*Four years later and the color of the blue and green bowls faded whereas the areas I painted still look good. I painted over the faded areas with green and blue Patio Paint and they look good as new!
Paint a large half-circle in black paint for the face of each beetle.
Once the face is painted, add a line down the center of the bowl to separate the beetle’s wings.
Next, add spots and then finally paint eyes and a smile for the face.
Create the Ladybug’s Beaded Legs
Step Two: Create the dangling legs from beads! Cut a long length of bead stringing wire and string a black bead onto the wire leaving a small tail. Thread both ends of the wire (the long and short tail) through a crimp bead and use a crimping tool to clamp down and secure the bead in place. I used a needle nose pliers I had on hand (pictured below) but if I were to do this again I would probably get the actual crimping tool since this will make the crimp bead more secure.
The next step is to add the rest of the beads and create a fun pattern. You will repeat this pattern on all six legs. Make sure to string everything over the two strands of jewelry wire until eventually the shorter strand is completely covered with beads and you just have the longer strand left.
Attaching the Beaded Legs
Step Three: Attach the beaded legs to each ladybug bowl. Once you have the leg finished, place a crimper bead at the top. Thread the wire through one of the drilled leg holes on the bowl and then pass the wire back through the crimper bead and down through as many beads as you can. Use the needle nose pliers or crimping tool to clamp down on the crimper bead.
Cut off any leftover wire. I tried to pass my wire back through at least 10 beads and then cut the wire tail that was left.
While working on adding all six legs, I used a little piece of tape over the top of the finished legs to make sure the crimper bead didn’t slide. I don’t think this would be a problem if you are using a real crimping tool but I was using a needle nose pliers.
Once all of the legs are done, use a bit of gorilla glue to secure the top of each leg to the bowl. I made sure the glue covered the crimper bead and touched the first bead of the leg as well as the bottom of the bowl.
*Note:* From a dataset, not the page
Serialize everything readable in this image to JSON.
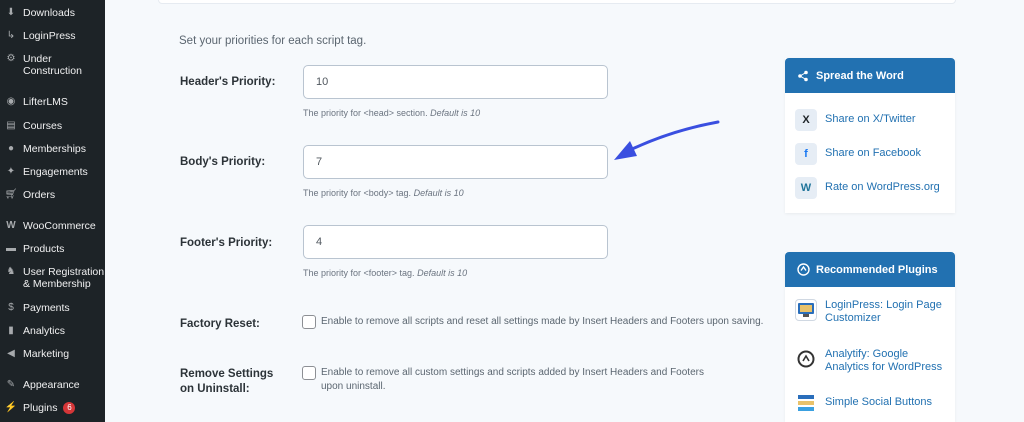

Add the hanging loop!
Step Four: Add a hanging loop to the top of each ladybug. I used a hardware eye on the top of each of my ladybug beetles since I knew I wanted to hang these on shepherd’s hooks in the garden.
Add the ladybug antennae!
Step Five: Finish these ladybug beetles up by adding their cute little antennae! I the created antennae using wire and curled each end around my needle nose pliers to create a spiral at the end of each antenna.
The ladybug ornaments are finished!! They are ready to be hung outside and enjoyed. My ladybugs on hanging on small swirly shepherds hooks.
I hope you enjoyed another fun garden art tutorial! There are a few more garden art tutorials coming this summer so be on the lookout for those! You can always check my Garden Craft Section on my blog to see my latest outdoor crafts!